Stevens was sometimes slightly evasive about his sources of inspiration, but the form and style of ‘Thirteen ways of looking at a blackbird’ is strongly suggestive of Japanese haiku and its Chinese ancestors. A reading of the most illustrious of haiku poets, Matsuo Basho (1644—94), alongside Stevens clearly shows an affinity, if not evidence of actual quotation (insofar as that is possible in translation), and I have freely adapted, with the help of a Japanese-speaking friend, a selection of Basho’s poems relating to birds so as to form something of an anachronistic tribute to his later admirer and colleague in words. The two men, separated in time by some 250 years, lived very different lives and had quite different aims in their writing. Basho lived as an itinerant thinker almost all his life, poor, reliant on the beneficence of strangers, quietly contemplating the largely rural 17th century world he wandered through, distilling the essence of a day’s experience in a handful of often miraculously apt and simple words. Stevens was a wealthy insurance executive who wrote poetry on the side, known for his extremely abundant vocabulary, often impenetrable symbolism and esoteric philosophical content. What the two shared, though, was an abiding sense of wonder at the beauty of the world and the attempt to capture the essence of reality in their work, as so many great poets do and have done.
I’d like to express my gratitude to Mirei Ballinger for her generous help with some of the Basho translations, and for helping me out of such a tight spot in a way which ended up artistically satisfying and interesting. It occurs to me now that the poetry of Basho has qualities that I might even prefer to those of Stevens, no matter how much I admire the supreme virtuosity, imagination and sense of beauty of the latter. Basho’s art is warm, personal and intimate: there is a sense in which you are with him, wherever he is on that day, in that moment, at that place, and he welcomes you always as a poetic companion. Stevens’ art is wonderful, cerebral, quirky, mysterious and often impenetrable but always beautiful and intriguing, but rarely warm or personal. Perhaps it is a time-of-life thing, but I find myself attracted more to the former these days. So, although it was not quite the piece I had planned to write, it might have been if I knew then what I know now, because of the the whole experience and because of the problem unhelpfully posed.

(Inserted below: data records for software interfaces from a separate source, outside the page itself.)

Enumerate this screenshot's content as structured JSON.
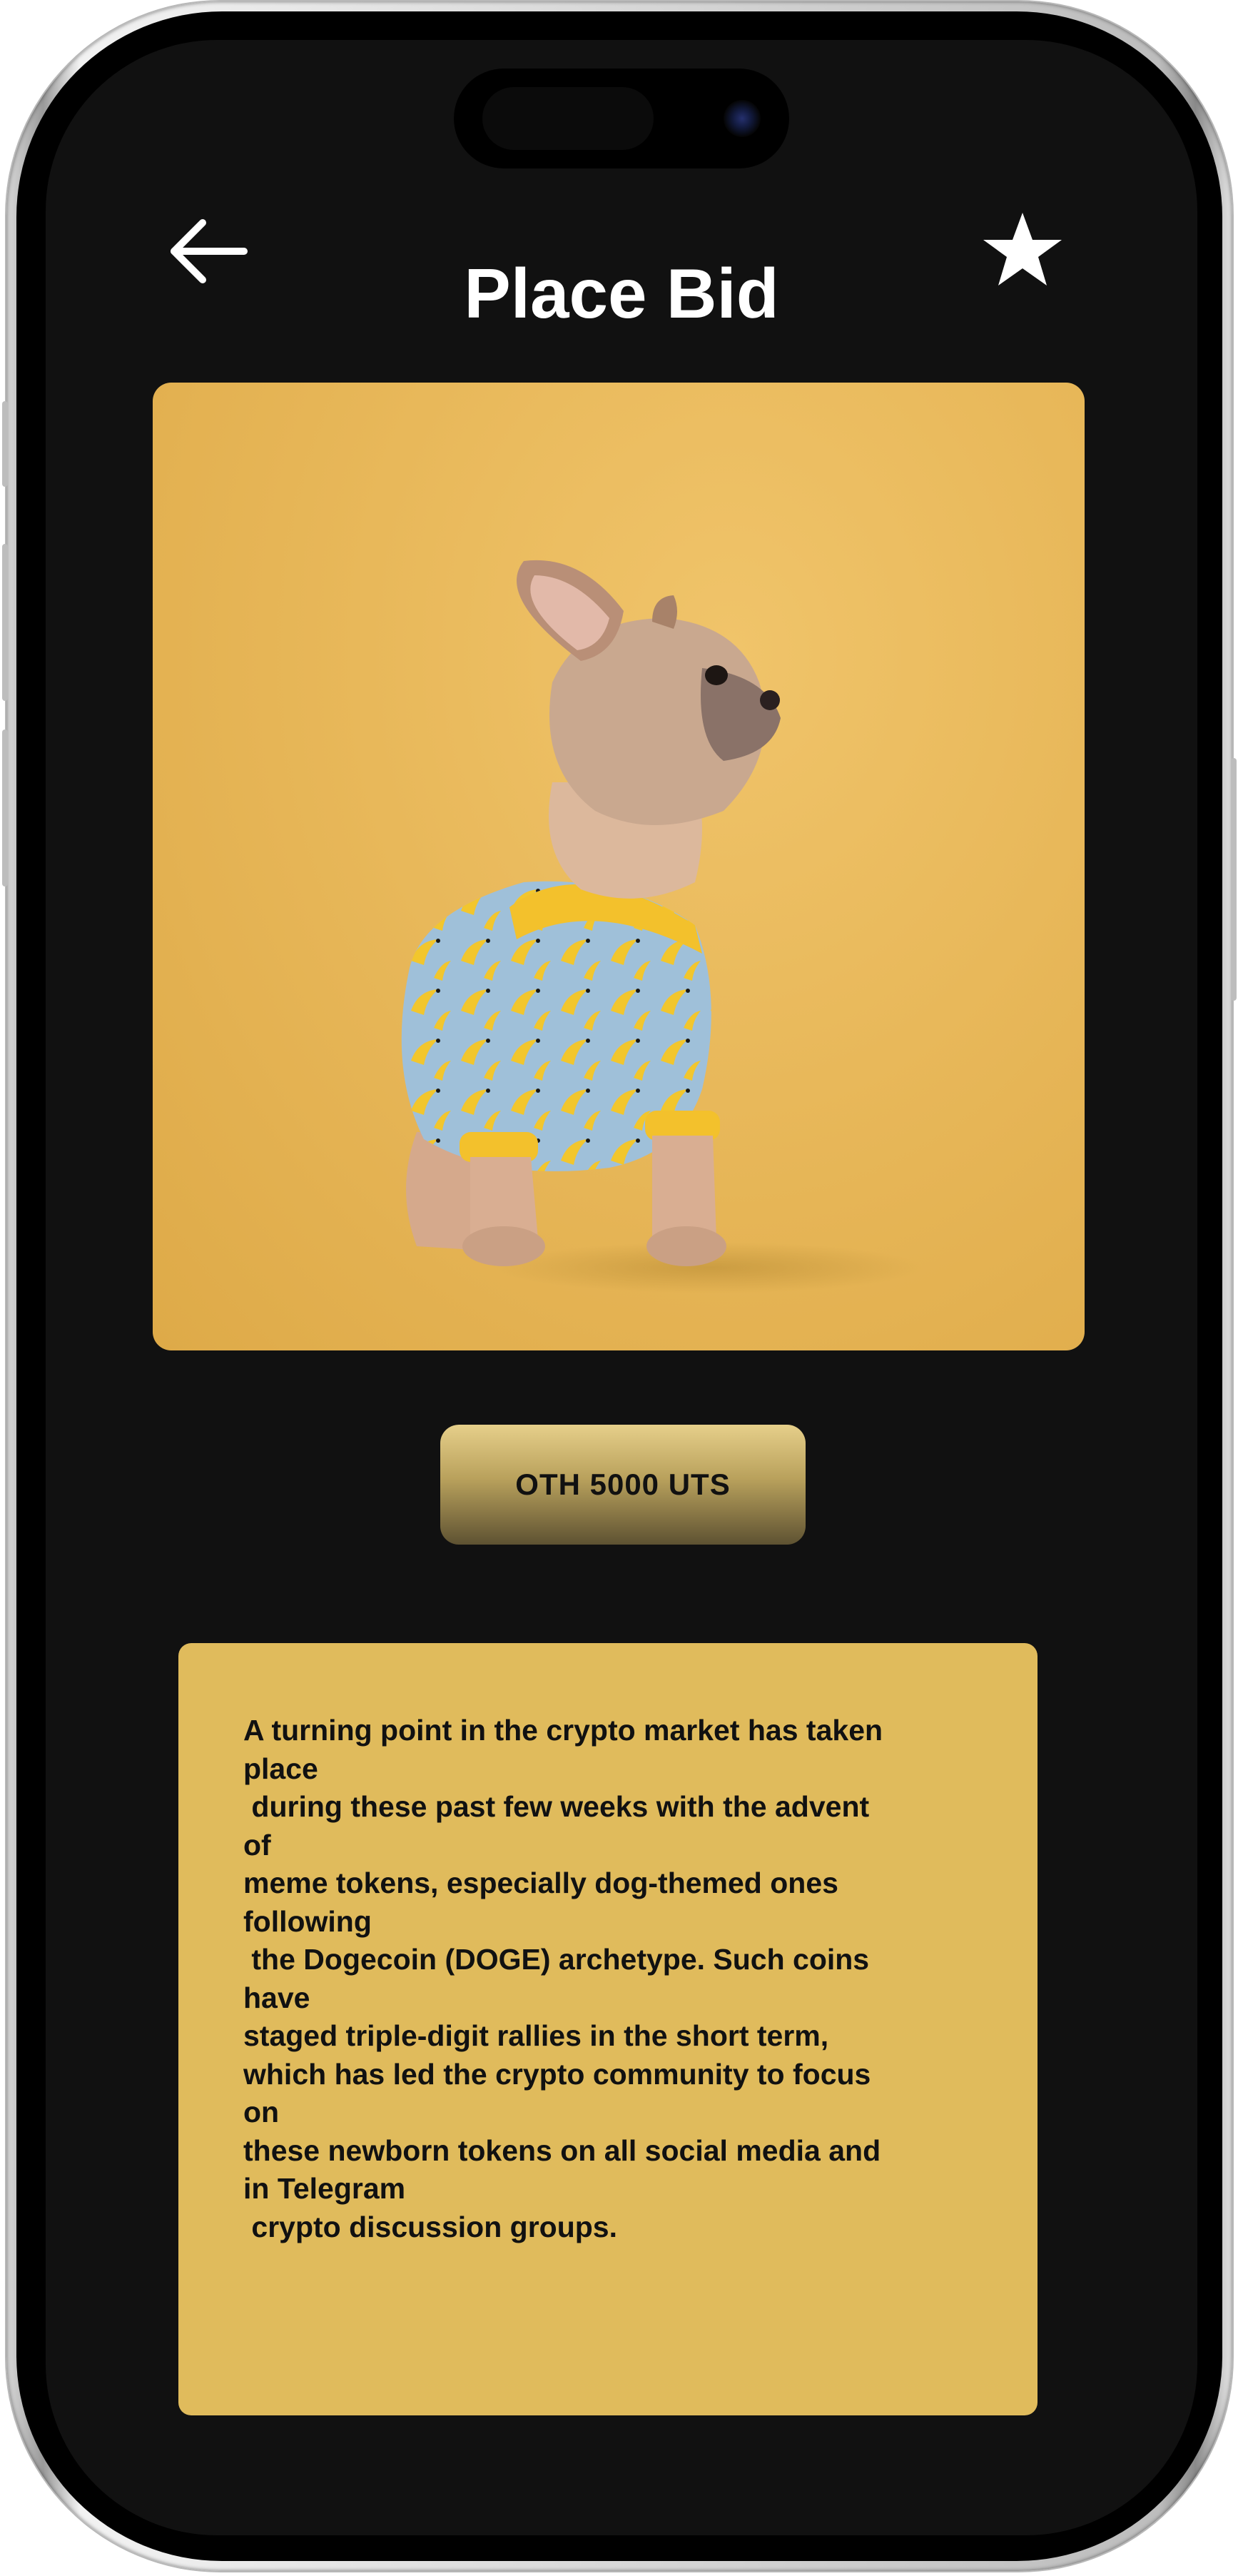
{
  "header": {
    "title": "Place Bid",
    "back_icon": "arrow-left-icon",
    "favorite_icon": "star-icon"
  },
  "artwork": {
    "subject": "french-bulldog-in-banana-shirt",
    "background_color": "#e8b85a"
  },
  "price": {
    "label": "OTH 5000 UTS"
  },
  "description": {
    "text": "A turning point in the crypto market has taken\nplace\n during these past few weeks with the advent\nof\nmeme tokens, especially dog-themed ones\nfollowing\n the Dogecoin (DOGE) archetype. Such coins\nhave\nstaged triple-digit rallies in the short term,\nwhich has led the crypto community to focus\non\nthese newborn tokens on all social media and\nin Telegram\n crypto discussion groups."
  },
  "colors": {
    "screen_background": "#111111",
    "accent_gold": "#e0bb5c",
    "text_light": "#ffffff",
    "text_dark": "#111111"
  }
}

And I like to think that my old dad would have smiled an indulgent smile and said something pithy at this point. I just can’t think what it might have been.